Secret Weapon Revisited
The Facebook Roadshow hype machine is just kicking into gear and there’s some interesting stuff indeed. While wealth creation and giddiness is off the charts (even stodgy Investment Banks are losing it), the spotlight is shining on a Facebook phenomenon we have been discussing recently: the amazing opportunities that Facebook’s Open Graph present to Consumer-side New Market Entrepreneurs.
Yesterday Mark Zuckerberg stated: “We are going to reach this point where almost every app you use is going to be integrated with Facebook in some way.”
But look at these outlandish stats for recent consumer app startups that have filled up with FB’s Open Graph rocket fuel:
If you are a consumer play offering content, coming up with new ways for your users to share with friends in a social setting like Facebook is a must. And from the stats above (and new ones every day), such practices are clearly turning into increased engagement and adoption. As we said last month, the Open Graph is clearly a massive success, causing apps like Viddy, SocialCam and Instagram to skyrocket in both content engagement as well as user numbers. For those unfamiliar with how this plays out, when connected to the Open Graph (and appropriate permissions granted) your users activities get published to the newsfeed and ticker. As we mentioned in last month’s post, most Facebook users will recognize this phenomenon via first mover Open Graph partners like Spotify and the Washington post.
Will we tire as Facebook users of seeing an endless series of updates about our friends’ articles read, books completed, songs heard, videos watched? Time will tell. For sure we quickly tired of mafia wars and farmville BS. But for now, Open Graph connectedness for unique, value-added, interesting and remarkable experiences seems like the closest thing to assured traction for Consumer-focused New Market Entrepreneurs as has ever existed.
In the same way that Google+ is trying to become a seamless social layer within all of Google’s products, Facebook is becoming the social layer for everything else. This type of social glue is something that’s been lacking for mobile apps that often sit siloed on your device with no way of talking other apps or the world around you. As Facebook becomes woven into the fabric of every popular app that sees success on iOS and Android platforms, it’s making itself more irreplaceable. Read more.
As with any good thing, there are the risks well-described here, which compares the Open Graph to being on steroids.
The best example of this kind of accelerated growth is Pinterest, which went from scrapbooking app for midwestern moms to the “fastest growing startup of all time,” with everyone, including President Obama, joining up to share their favorite recipes and dog photos.
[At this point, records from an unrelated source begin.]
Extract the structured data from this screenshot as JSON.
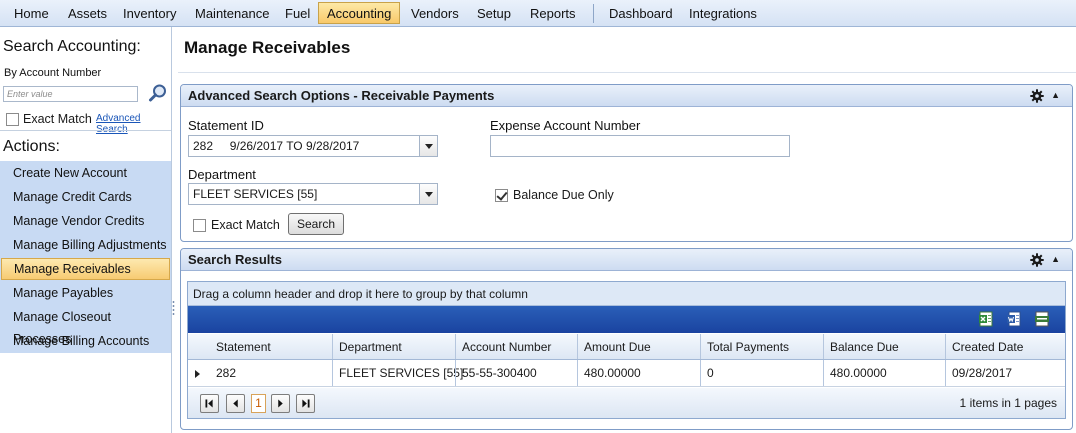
{
  "menu": {
    "items": [
      "Home",
      "Assets",
      "Inventory",
      "Maintenance",
      "Fuel",
      "Accounting",
      "Vendors",
      "Setup",
      "Reports"
    ],
    "items_right": [
      "Dashboard",
      "Integrations"
    ],
    "active": "Accounting",
    "active_color": "#f8c96a"
  },
  "sidebar": {
    "search_heading": "Search Accounting:",
    "search_by": "By Account Number",
    "search_placeholder": "Enter value",
    "search_icon": "magnifier-icon",
    "exact_match_label": "Exact Match",
    "advanced_search_link": "Advanced Search",
    "actions_heading": "Actions:",
    "actions": [
      "Create New Account",
      "Manage Credit Cards",
      "Manage Vendor Credits",
      "Manage Billing Adjustments",
      "Manage Receivables",
      "Manage Payables",
      "Manage Closeout Processes",
      "Manage Billing Accounts"
    ],
    "active_action": "Manage Receivables",
    "list_color": "#c8daf3"
  },
  "main": {
    "title": "Manage Receivables",
    "search_panel": {
      "title": "Advanced Search Options - Receivable Payments",
      "statement_id_label": "Statement ID",
      "statement_id_value": "282     9/26/2017 TO 9/28/2017",
      "expense_account_label": "Expense Account Number",
      "expense_account_value": "",
      "department_label": "Department",
      "department_value": "FLEET SERVICES [55]",
      "balance_due_only_label": "Balance Due Only",
      "balance_due_only_checked": true,
      "exact_match_label": "Exact Match",
      "exact_match_checked": false,
      "search_button": "Search"
    },
    "results_panel": {
      "title": "Search Results",
      "group_hint": "Drag a column header and drop it here to group by that column",
      "export_icons": [
        "excel-export-icon",
        "word-export-icon",
        "csv-export-icon"
      ],
      "columns": [
        "Statement",
        "Department",
        "Account Number",
        "Amount Due",
        "Total Payments",
        "Balance Due",
        "Created Date"
      ],
      "rows": [
        [
          "282",
          "FLEET SERVICES [55]",
          "55-55-300400",
          "480.00000",
          "0",
          "480.00000",
          "09/28/2017"
        ]
      ],
      "pager": {
        "current_page": "1",
        "items_count": "1",
        "pages_count": "1",
        "items_in_text": "items in",
        "pages_text": "pages"
      }
    }
  }
}
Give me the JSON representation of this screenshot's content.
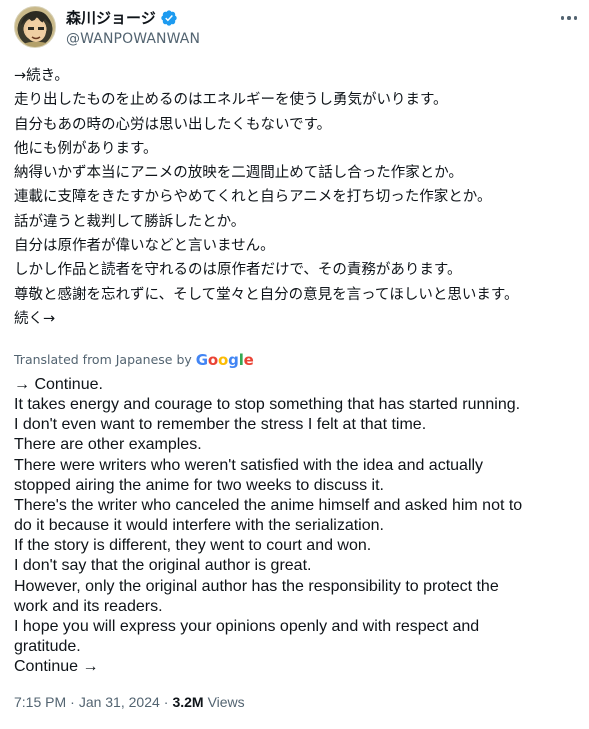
{
  "author": {
    "display_name": "森川ジョージ",
    "handle": "@WANPOWANWAN",
    "verified": true,
    "verified_color": "#1d9bf0"
  },
  "more_icon": "more-horizontal-icon",
  "post": {
    "original_lines": [
      "→続き。",
      "走り出したものを止めるのはエネルギーを使うし勇気がいります。",
      "自分もあの時の心労は思い出したくもないです。",
      "他にも例があります。",
      "納得いかず本当にアニメの放映を二週間止めて話し合った作家とか。",
      "連載に支障をきたすからやめてくれと自らアニメを打ち切った作家とか。",
      "話が違うと裁判して勝訴したとか。",
      "自分は原作者が偉いなどと言いません。",
      "しかし作品と読者を守れるのは原作者だけで、その責務があります。",
      "尊敬と感謝を忘れずに、そして堂々と自分の意見を言ってほしいと思います。",
      "続く→"
    ],
    "translated_label": "Translated from Japanese by",
    "translator_brand": "Google",
    "translation_lines": [
      "→ Continue.",
      "It takes energy and courage to stop something that has started running.",
      "I don't even want to remember the stress I felt at that time.",
      "There are other examples.",
      "There were writers who weren't satisfied with the idea and actually",
      "stopped airing the anime for two weeks to discuss it.",
      "There's the writer who canceled the anime himself and asked him not to",
      "do it because it would interfere with the serialization.",
      "If the story is different, they went to court and won.",
      "I don't say that the original author is great.",
      "However, only the original author has the responsibility to protect the",
      "work and its readers.",
      "I hope you will express your opinions openly and with respect and",
      "gratitude.",
      "Continue →"
    ]
  },
  "meta": {
    "time": "7:15 PM",
    "separator": "·",
    "date": "Jan 31, 2024",
    "view_count": "3.2M",
    "views_label": "Views"
  }
}
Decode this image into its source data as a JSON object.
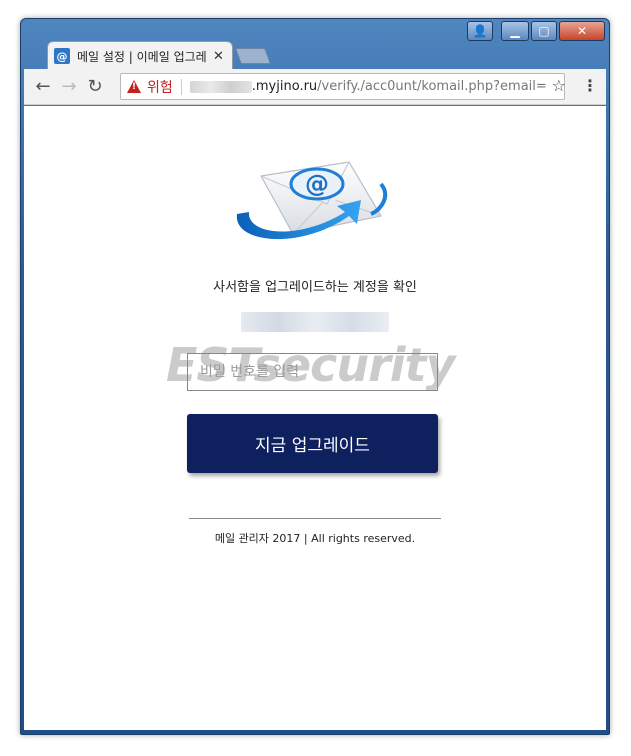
{
  "window": {
    "controls": {
      "user": "👤",
      "minimize": "▁",
      "maximize": "▢",
      "close": "✕"
    }
  },
  "tab": {
    "favicon": "@",
    "title": "메일 설정 | 이메일 업그레",
    "close": "✕"
  },
  "toolbar": {
    "back": "←",
    "forward": "→",
    "reload": "↻",
    "security_label": "위험",
    "url_domain": ".myjino.ru",
    "url_path": "/verify./acc0unt/komail.php?email=",
    "bookmark_icon": "☆",
    "menu_icon": "⋮"
  },
  "page": {
    "headline": "사서함을 업그레이드하는 계정을 확인",
    "watermark": "ESTsecurity",
    "password_placeholder": "비밀 번호를 입력",
    "submit_label": "지금 업그레이드",
    "footer": "메일 관리자 2017 | All rights reserved."
  },
  "colors": {
    "button": "#0f205e",
    "danger": "#c5221f",
    "logo_blue": "#1f7fd6"
  }
}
The big surge in growth coincided precisely with the debut of Pinterest on Timeline / Open Graph.
Pinterest experienced healthy but not staggering growth through 2011. But the service was one of the first apps to get access to Facebook’s Timeline and Open Graph. It helps to have a co-founder who worked at Facebook, and an investor like Marc Andreessen who sits on Facebook’s board.
The service leapt from 6 million monthly active users on Facebook to a peak of around 14 million. And then, in just the last thirty days, it has plummeted, falling to around 8 million. Zuckerberg giveth, and he taketh away. As to the exact cause of this rapid change, it seems that after the social network disabled auto-posting, Pinterest activity on Facebook plummeted. Its daily active user count has been cut in half, from a high around 2.2 million to 1.1 million today.
This quote summarizes the situation perfectly: “The thing about Facebook is, they can deliver you this amazing growth,” says Stokes. “But at some point, they always change things up, and then you’ve got to sink or swim on your own.” If you are building great product and Facebook changes up, you will keep the users Facebook helped you win. If your product sucks, you are in trouble.